▶ **Exercise goal**: Give back exactly the lines from the one holding "Enumerate this screenshot's" to the last line of the entries, both included, and nothing more.

○ ○ ○

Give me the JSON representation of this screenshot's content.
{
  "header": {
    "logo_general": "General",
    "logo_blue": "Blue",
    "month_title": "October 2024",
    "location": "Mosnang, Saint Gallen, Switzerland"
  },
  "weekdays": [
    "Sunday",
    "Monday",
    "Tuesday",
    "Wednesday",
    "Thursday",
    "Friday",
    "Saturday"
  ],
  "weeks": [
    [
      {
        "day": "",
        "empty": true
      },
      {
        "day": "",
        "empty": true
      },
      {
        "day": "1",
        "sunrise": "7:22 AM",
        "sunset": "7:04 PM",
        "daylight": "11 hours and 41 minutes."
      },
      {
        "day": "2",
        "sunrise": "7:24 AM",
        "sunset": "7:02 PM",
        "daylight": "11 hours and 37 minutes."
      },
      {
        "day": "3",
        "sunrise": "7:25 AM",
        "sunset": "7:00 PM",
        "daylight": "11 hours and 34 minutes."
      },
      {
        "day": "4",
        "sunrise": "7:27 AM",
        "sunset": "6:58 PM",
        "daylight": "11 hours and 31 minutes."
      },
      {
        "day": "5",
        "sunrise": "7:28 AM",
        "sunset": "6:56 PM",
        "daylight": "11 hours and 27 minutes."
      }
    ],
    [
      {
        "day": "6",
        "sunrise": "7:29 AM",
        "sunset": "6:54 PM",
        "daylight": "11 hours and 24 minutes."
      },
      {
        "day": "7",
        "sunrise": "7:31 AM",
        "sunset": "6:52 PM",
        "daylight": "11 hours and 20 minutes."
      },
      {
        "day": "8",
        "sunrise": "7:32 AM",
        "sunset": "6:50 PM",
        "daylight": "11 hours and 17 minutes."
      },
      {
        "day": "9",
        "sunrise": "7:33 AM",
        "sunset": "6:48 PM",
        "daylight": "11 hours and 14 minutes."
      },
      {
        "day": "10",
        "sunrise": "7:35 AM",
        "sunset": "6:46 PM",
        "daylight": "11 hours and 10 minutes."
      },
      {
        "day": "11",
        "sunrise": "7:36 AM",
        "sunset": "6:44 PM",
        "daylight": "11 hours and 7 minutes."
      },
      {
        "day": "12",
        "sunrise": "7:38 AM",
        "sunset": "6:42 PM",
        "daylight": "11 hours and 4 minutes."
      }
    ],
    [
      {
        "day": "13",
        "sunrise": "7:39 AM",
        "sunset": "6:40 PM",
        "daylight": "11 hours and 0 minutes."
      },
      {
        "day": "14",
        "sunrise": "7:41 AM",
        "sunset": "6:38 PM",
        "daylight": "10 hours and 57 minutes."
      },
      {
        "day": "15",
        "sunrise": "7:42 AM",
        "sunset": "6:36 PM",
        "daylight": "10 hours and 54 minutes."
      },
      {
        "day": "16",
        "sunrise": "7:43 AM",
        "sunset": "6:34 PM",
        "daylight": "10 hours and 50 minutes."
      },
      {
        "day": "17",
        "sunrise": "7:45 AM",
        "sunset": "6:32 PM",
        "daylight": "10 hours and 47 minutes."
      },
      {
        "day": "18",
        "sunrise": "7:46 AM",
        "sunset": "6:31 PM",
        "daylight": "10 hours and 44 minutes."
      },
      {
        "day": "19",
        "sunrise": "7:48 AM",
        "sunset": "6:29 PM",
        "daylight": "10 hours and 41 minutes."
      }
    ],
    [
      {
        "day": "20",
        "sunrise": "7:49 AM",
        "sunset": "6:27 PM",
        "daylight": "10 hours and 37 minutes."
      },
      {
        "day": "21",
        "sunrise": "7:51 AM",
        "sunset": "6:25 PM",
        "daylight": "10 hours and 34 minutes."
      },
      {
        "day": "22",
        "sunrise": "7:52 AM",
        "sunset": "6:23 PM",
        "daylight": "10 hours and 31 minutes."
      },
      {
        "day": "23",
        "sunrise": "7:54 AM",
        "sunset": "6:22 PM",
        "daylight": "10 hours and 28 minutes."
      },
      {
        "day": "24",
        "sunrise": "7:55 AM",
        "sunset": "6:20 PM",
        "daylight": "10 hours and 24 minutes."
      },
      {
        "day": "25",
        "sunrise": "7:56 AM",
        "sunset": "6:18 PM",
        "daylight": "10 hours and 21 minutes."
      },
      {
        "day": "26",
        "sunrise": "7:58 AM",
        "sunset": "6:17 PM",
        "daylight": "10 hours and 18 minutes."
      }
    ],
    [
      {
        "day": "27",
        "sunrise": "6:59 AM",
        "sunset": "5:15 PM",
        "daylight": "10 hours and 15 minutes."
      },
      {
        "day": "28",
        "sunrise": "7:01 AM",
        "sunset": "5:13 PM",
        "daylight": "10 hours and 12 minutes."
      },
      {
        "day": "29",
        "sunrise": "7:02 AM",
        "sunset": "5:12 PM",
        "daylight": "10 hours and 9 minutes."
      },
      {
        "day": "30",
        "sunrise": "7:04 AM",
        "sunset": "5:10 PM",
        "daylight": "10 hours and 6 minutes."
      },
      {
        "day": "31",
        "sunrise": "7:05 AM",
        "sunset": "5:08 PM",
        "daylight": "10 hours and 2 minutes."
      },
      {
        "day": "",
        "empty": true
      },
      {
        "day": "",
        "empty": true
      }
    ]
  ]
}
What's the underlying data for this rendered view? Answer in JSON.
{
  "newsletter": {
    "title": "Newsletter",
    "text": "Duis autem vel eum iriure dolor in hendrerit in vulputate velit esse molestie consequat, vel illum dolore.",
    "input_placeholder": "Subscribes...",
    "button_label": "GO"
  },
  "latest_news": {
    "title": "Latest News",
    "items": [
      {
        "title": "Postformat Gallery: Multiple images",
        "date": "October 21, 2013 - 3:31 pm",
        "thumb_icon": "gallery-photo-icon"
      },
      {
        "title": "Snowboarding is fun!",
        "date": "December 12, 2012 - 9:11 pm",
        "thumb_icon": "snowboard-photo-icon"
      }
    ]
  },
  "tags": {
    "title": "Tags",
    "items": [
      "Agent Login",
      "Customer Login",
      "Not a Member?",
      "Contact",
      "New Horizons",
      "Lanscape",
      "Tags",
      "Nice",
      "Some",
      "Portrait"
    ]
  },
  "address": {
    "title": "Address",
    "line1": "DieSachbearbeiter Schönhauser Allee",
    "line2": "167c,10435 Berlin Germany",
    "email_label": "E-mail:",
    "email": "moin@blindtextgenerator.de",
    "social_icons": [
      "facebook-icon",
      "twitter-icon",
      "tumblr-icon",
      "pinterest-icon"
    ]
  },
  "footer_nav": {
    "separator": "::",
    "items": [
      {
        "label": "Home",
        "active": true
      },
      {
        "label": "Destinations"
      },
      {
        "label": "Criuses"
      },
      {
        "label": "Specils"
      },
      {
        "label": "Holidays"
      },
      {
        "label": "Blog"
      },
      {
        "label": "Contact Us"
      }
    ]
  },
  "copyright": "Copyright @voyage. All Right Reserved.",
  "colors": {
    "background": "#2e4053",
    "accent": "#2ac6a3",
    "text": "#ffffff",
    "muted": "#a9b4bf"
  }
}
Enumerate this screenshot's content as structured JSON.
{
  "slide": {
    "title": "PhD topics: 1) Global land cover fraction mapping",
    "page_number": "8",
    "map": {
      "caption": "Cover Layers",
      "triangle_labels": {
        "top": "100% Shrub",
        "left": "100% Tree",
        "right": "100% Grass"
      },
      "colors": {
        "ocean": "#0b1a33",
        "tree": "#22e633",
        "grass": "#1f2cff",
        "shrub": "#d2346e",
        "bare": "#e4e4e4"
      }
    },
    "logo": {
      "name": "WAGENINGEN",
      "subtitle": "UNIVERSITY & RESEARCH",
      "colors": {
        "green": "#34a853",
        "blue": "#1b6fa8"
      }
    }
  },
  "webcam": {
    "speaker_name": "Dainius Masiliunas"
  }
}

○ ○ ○

▶ **Response area**:
Enumerate this screenshot's content as structured JSON.
{
  "slide": {
    "title": "PhD topics: 1) Global land cover fraction mapping",
    "page_number": "8",
    "map": {
      "caption": "Cover Layers",
      "triangle_labels": {
        "top": "100% Shrub",
        "left": "100% Tree",
        "right": "100% Grass"
      },
      "colors": {
        "ocean": "#0b1a33",
        "tree": "#22e633",
        "grass": "#1f2cff",
        "shrub": "#d2346e",
        "bare": "#e4e4e4"
      }
    },
    "logo": {
      "name": "WAGENINGEN",
      "subtitle": "UNIVERSITY & RESEARCH",
      "colors": {
        "green": "#34a853",
        "blue": "#1b6fa8"
      }
    }
  },
  "webcam": {
    "speaker_name": "Dainius Masiliunas"
  }
}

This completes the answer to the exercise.